The civil war in Syria was always a threat to the entire Middle East, but that threat is now tilting into reality. Syria is firing into Turkey, its northern neighbor and a member of NATO, and Turkey is firing back. This could easily become a wider war if the international community doesn’t act.
It seems fair, at this point, to believe that this conflict has only one resolution, and that is with President Bashar Assad out of office, either of his own volition or at the end of a rope. What is important for the United States, the Middle East, Europe and especially Russia is for them to do all they can to ensure that Assad exits in a way that produces the smoothest transition possible.

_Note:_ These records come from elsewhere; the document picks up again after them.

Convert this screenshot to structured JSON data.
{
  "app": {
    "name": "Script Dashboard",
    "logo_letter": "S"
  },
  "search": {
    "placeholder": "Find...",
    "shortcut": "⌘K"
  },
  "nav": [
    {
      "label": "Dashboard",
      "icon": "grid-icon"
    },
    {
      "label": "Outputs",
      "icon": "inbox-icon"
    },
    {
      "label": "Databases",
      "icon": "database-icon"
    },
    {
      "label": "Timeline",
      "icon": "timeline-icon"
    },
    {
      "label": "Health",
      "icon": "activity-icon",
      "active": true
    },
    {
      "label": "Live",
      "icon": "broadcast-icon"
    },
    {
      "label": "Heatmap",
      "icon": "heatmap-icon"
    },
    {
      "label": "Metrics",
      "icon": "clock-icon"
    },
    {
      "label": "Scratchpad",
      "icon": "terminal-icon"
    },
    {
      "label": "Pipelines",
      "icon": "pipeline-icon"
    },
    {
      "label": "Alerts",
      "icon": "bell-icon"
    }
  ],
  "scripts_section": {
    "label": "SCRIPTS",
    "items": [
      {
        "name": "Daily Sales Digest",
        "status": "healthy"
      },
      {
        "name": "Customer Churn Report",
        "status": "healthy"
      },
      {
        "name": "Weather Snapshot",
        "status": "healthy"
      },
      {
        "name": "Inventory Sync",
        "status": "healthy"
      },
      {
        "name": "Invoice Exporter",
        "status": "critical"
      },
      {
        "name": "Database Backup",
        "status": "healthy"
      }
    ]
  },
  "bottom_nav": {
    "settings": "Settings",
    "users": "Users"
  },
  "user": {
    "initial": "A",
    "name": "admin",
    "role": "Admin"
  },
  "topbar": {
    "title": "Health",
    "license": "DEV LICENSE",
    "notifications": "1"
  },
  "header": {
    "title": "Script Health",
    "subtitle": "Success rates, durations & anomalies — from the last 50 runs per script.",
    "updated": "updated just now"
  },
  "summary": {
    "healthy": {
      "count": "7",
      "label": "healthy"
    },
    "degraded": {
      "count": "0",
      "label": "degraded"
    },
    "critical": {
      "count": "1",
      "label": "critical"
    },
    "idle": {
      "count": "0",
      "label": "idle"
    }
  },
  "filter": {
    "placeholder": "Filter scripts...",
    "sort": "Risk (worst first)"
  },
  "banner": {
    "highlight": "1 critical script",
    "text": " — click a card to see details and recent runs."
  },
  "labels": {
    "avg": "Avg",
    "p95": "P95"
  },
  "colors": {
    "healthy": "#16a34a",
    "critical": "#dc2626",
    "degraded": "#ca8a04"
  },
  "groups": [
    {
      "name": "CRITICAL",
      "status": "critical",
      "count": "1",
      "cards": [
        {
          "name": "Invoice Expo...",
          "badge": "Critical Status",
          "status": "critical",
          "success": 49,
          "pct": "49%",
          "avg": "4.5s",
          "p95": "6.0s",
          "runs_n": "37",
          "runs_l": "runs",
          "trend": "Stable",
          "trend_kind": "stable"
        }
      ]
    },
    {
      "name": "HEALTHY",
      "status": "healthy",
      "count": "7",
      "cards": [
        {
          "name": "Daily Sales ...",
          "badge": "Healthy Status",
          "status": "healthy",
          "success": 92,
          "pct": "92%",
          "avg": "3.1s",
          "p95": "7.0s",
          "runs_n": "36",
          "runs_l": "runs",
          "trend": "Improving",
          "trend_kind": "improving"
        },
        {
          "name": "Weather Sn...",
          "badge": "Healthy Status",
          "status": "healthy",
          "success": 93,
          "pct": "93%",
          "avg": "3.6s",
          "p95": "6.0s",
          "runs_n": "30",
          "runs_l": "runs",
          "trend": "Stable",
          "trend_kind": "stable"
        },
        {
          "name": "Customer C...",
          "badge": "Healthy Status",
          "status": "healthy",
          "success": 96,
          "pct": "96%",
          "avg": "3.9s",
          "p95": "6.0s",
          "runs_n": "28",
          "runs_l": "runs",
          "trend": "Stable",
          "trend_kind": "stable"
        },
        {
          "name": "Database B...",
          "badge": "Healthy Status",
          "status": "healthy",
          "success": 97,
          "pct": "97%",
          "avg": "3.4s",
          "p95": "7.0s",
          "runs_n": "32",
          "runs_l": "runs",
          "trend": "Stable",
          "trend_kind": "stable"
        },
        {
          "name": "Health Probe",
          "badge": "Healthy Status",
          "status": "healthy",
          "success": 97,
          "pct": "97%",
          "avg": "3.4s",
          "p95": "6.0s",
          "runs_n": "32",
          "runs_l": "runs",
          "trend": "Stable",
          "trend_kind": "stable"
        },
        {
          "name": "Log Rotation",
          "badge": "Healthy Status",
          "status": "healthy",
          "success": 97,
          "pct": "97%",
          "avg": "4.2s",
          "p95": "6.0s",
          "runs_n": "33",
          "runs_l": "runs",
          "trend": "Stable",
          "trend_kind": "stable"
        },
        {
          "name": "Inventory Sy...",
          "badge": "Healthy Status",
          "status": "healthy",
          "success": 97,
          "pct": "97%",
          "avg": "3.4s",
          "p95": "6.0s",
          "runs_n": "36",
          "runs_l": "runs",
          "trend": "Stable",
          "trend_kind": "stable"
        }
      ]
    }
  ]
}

Right now, events are moving in the opposite direction. Any sustained attack on Turkey could bring NATO directly into the conflict, a threat that, by some assessments, is the precise warning that Syria is issuing by lobbing shells onto Turkish soil: Stay out.
Yet NATO has announced its readiness to defend Turkey in the midst of artillery exchanges, while the situation within Syria is intolerable and getting worse. We are liable to be drawn into the conflict sooner or later if Assad does not hastily make his exit, so it should be our task – but mainly that of European NATO members – to hasten the day.
France has pushed for a no-fly zone in Syria, and Secretary of State Hillary Clinton has said the United States is weighing that option. President Obama has resisted calls to arm the Syrian rebels, fearing that the weapons could end up in the hands of terrorists, and some analysts believe the infusion of more weapons could widen the war into a regional conflict.
The United States has provided non-lethal aid to the anti-Assad rebels and, according to the New York Times, sent a military task force to neighboring Jordan.
Plainly, there are risks in any course of action, but there are risks from taking no action, as NATO becomes drawn ever closer to the conflict. The United States needs to be prepared to accept a bigger role in ending the conflict between Syria and the rebels by acting to tilt the advantage in favor of those who decline to live any longer under the thumb of a murderous regime.
Russia, meanwhile, needs to withdraw its support of Assad, rather than propping him up and, in so doing, pushing the Middle East toward a catastrophic war. Its role needs to be to help clear the way to a resolution of this conflict. That can’t be done by shielding the man whose ruthlessness brought it on.
It is unfortunate that this matter is coming to a head just as the presidential election is – Republican nominee Mitt Romney says he would arm the rebels – but it is obviously an important issue and its place in the campaign is inevitable. Both candidates need to handle this issue responsibly and avoid, as much as possible, further raising the risk of a wider war in the Middle East.